While critics might argue that it would prevent qualified MBAs and engineers from joining the central services it is still debatable whether the 'generalist' central services really need them. Compulsory military service for the entry into the civil services will also result in giving civilian bureaucrats a better understanding of India's defence and security interest and needs and would create camaraderie and friendship between the civilians and the servicemen.
The shortage of approximately 14,000 officers in the Indian army continues to have a deleterious effect on its war-fighting capability, particularly on its performance in counter-insurgency operations in Jammu and Kashmir and the northeastern states. This shortage was also felt during the Kargil war. Despite the awards of the Fifth Pay Commission, joining the army still remains a low priority for Indian youth as the pay and allowances given by the army cannot compete with the astronomical salaries offered by the corporate sector. On the other hand, the army calls upon young people to opt for a career that is full of hardship and sacrifice.

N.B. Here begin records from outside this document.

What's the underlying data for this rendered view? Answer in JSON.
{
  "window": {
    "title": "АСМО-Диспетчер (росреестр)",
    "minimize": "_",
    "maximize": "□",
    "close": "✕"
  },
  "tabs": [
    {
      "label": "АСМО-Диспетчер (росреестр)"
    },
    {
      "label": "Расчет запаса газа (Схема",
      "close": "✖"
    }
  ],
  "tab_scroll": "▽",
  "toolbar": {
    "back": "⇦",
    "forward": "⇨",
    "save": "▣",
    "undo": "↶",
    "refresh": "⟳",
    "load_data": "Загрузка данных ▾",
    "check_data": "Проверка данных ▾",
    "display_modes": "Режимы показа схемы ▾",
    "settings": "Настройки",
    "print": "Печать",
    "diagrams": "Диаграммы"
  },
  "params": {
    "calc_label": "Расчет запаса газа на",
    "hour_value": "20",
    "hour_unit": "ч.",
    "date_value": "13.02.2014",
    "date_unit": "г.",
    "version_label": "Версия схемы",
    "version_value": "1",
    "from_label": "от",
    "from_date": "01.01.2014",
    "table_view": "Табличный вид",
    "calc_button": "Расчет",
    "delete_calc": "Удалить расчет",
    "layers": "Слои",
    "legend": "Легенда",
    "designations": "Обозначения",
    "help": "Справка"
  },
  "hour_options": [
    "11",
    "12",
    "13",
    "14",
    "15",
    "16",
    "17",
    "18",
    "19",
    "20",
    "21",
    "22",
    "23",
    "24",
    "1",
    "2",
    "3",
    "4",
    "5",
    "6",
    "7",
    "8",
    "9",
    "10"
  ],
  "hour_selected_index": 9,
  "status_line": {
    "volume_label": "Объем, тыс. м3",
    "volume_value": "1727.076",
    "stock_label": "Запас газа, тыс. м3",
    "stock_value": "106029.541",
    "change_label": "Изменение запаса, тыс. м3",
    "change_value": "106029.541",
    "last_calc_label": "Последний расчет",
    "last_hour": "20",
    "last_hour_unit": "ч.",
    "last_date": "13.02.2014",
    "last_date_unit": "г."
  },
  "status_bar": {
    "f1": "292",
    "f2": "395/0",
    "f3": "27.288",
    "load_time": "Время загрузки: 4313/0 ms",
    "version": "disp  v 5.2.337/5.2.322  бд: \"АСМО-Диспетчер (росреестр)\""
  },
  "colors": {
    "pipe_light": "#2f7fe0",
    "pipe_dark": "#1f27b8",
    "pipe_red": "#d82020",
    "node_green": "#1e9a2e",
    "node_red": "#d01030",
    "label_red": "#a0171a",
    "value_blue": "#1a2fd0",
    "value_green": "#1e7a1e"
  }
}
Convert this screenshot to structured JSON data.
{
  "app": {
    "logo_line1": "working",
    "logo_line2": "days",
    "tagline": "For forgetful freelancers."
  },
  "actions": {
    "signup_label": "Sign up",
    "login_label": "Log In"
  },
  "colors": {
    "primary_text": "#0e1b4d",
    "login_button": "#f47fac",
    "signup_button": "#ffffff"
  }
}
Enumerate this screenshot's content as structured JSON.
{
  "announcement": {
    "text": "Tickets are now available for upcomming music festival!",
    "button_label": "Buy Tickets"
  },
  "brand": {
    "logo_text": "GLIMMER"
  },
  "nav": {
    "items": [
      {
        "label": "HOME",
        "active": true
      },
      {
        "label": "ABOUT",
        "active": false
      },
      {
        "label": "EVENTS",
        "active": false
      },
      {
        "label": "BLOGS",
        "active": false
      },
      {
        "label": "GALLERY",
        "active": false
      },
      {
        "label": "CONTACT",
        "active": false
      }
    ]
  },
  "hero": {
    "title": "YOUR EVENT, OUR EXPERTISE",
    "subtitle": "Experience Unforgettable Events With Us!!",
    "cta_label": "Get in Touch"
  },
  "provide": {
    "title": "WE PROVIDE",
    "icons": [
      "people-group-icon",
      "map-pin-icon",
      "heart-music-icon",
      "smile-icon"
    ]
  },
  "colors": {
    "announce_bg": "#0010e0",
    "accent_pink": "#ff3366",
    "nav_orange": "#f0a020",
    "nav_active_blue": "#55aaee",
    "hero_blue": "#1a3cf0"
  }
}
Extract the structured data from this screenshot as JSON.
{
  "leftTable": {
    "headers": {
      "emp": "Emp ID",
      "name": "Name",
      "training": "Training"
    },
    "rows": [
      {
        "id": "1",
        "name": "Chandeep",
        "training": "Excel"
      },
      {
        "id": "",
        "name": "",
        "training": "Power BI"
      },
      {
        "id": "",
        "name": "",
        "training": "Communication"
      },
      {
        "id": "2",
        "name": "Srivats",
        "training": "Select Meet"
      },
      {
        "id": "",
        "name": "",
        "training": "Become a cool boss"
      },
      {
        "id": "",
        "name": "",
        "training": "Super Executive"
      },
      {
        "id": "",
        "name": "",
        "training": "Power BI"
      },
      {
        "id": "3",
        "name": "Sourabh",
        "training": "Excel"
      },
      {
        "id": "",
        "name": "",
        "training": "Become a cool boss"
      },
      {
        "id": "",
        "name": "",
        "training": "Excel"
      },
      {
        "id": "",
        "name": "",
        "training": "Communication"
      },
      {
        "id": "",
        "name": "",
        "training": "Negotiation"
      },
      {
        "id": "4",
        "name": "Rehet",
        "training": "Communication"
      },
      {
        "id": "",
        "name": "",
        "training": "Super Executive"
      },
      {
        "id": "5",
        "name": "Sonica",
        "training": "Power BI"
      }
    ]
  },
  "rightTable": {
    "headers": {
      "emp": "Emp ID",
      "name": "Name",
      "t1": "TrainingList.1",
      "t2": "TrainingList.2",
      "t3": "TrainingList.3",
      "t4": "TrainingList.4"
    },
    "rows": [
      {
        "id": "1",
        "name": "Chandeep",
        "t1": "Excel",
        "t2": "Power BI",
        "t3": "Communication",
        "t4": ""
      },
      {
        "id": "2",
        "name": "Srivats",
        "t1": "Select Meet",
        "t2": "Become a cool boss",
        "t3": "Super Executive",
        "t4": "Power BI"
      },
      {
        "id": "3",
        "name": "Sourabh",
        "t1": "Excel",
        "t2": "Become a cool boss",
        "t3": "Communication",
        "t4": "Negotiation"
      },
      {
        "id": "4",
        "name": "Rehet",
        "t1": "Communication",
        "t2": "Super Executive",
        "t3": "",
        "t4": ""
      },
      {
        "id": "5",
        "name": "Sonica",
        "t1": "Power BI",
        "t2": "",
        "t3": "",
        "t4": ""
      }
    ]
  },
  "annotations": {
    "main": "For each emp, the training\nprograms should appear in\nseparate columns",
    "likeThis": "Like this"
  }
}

As the shortage of officers is primarily in the ranks of Captain and Major, the solution apparently lies in a revamped short-service entry scheme which offers lateral! induction into civilian jobs after five to eight years of service in the army. Such a scheme would confer the twin benefits of filling all the vacant positions and reducing the pension bill. However, the jobs on offer for lateral absorption would have to be attractive enough to induce talented young men and women to join the army.
The corporate sector is unlikely to respond favourably to a proposal to accept officers with five to eight years of service in the army in mainstream management positions unless they have an MBA degree. Given the present mindset, army officers will continue to be welcomed only in security related jobs. The Public Sector Undertakings (PSUs), clamouring as they are for greater autonomy, are also not likely to view non-MBA officers as potential managers. It is indeed unfortunate that so much importance is attached to the theoretical fundamentals of management and so little to hands on leadership experience in the field.
Clearly, the only pragmatic option for the Central Government is to absorb all the officers scheduled for early retirement from the defence services. The most practical approach with multifarious benefits to the nation would be to make ‘military service’ mandatory for all aspirants of the civil services.
Direct recruitment to the central services should be done away with in a phased manner and the new recruits to these services should be channelled only through the armed forces, for both the sexes. After five to eight years of service, the volunteers should be given three chances each to appear for the UPSC examinations and interviews for lateral transfer into the civil services and the CPMFs. Those who do not wish to leave or fail to qualify can continue.
The bait of an eventual transfer to the central services would induce talented young men and women to join the forces. Such a step would not only eliminate the shortage of officers in a few years, but also considerably enhance the quality of the junior leadership of the services. As most of the operations during counter-insurgency and internal security commitments are conducted at platoon and company levels, this would increase its effectiveness. However, such a move is bound to meet stiff resistance and would require supreme political will to implement.
While critics might argue that it would prevent qualified MBAs and engineers from joining the central services it is still debatable whether the ‘generalist’ central services really need them. Graduates of the NDA receive a bachelor’s degree. However, the syllabus needs to be suitably modified to accommodate the special managerial requirements of the central services. In the case of CDS, a recognised management diploma can be included in the syllabus and, if considered necessary, the duration of training can be increased to two years to enable the Gentlemen Cadets (GC) to acquire an MBA degree.
Working as armed officers they would gain first hand experience of the local problems, which would come handy in their disposition as civil servants. Their acquaintance with the unique diversity of India’s culture and traditions, reflected in the armed forces, would surely stand them in good stead in the remaining years of their service. The three services in general and the army, in particular, have played a stellar role in holding together nation’s integrity. A disciplined way of life, highly advanced and pragmatic man-management techniques, a no-nonsense approach to problem solving and active secularism, has helped the services to avoid falling prey to the malign afflicting the other organs of the state. The officers joining the civil services from the armed forces in all likelihood would carry with them these attributes which might succeed in transforming the manner in which the bureaucracy conducts the business of administration.
Compulsory military service for the entry into the civil services will also result in giving civilian bureaucrats a better understanding of India’s defence and security interest and needs and would create camaraderie and friendship between the civilians and the servicemen. A high-power committee will need to be constituted to study the issue in detail and evolve modalities for introducing compulsory national service for recruitment to the civil services. But before that the issue should be debated widely.